Hundreds of Orthodox Christians lined up outside a cathedral in the Ukrainian capital, Kyiv, after a service on Sunday as they waited for a priest to bless them with a spray of water as part of an Easter tradition.
They carried baskets packed with candles, delicately dyed eggs, paskha cake, chunks of cured pork fat known as salo, and sweet Ukrainian wine called Kagor. As the priest came down the line, some flinched or burst into giggles as the water caught their faces.
Alisa Kupchyn, 18, who stood in the half circle of people outside the church, the Holy Dormition Cathedral, said she wasn’t normally a churchgoer but she respected holy days.
“I just moved to Kyiv and wanted to visit the famous church,” she said, having arrived from the city of Dnipro in central Ukraine for medical studies.
It is the second year that the Orthodox Christians of Ukraine have celebrated Holy Week in the shadow of war, but much has changed for residents of Kyiv since last Easter. In the weeks before then, Ukrainian forces had driven Moscow’s troops from the area around the capital, and the scale of the atrocities that emerged in the wake of the Russian retreat was still becoming apparent.
In addition, the start of Russia’s full-scale invasion of Ukraine on Feb. 24 last year prompted an exodus from the capital. Though Easter week fell in late April after a semblance of normality had started to return, many of the city’s residents remained absent.

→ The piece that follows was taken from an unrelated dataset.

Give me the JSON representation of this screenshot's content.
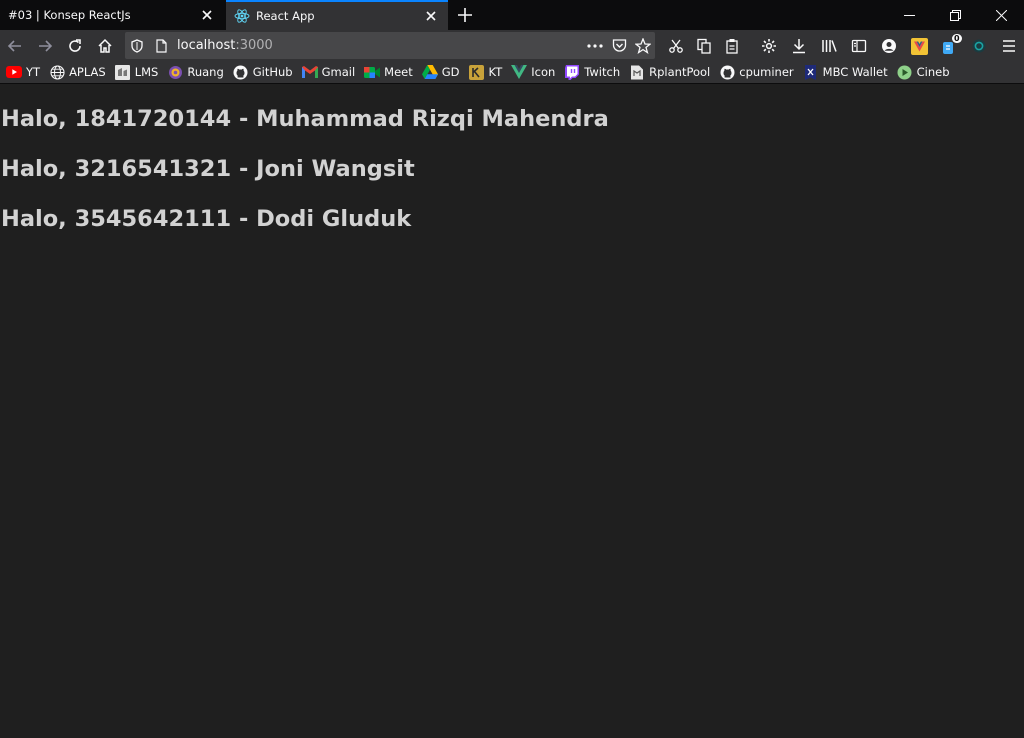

This year, thousands of men, women and children flocked to services for Palm Sunday, Good Friday and Easter Sunday at the large Orthodox churches in the capital and surrounding areas. The increased crowds are a reflection of the reality that, though fighting rages in eastern Ukraine, a relative calm has returned to the capital.
“On this day a year ago, we all prayed that Ukraine would endure,” President Volodymyr Zelensky of Ukraine said in an overnight speech. “Today — for Ukraine to win.”
He filmed the speech at the Kyiv-Pechersk Lavra, or Monastery of the Caves, a network of churches that overlooks the Dnipro River and is a cradle of Christian Orthodoxy in Eastern Europe.
In recent months, the authorities have moved against a branch of the church, the Ukrainian Orthodox Church of the Moscow Patriarchate. It is linked to the Russian Orthodox Church, whose leader, Patriarch Kirill, has praised the war in Ukraine launched by President Vladimir V. Putin of Russia.
Ukraine’s government has ordered the Moscow Patriarchate church to quit the parts of the Lavra that it uses, leading to a standoff at the site with protesters on both sides. The growing primacy of Ukraine’s independent Orthodox church made Easter even more significant for some worshipers there.
In one example, the Moscow Patriarchate church relinquished control of the Holy Dormition Cathedral to the government in January, and, on Sunday, Ukraine’s independent church held its first-ever Easter service there.
“I’m not very religious, but this year is special,” said Oleksandr Trokhymets, 40, a lawyer and a military officer who had come to a service at the cathedral with his daughter. “I want on this day to be here with Ukrainian people and Ukrainian priests.”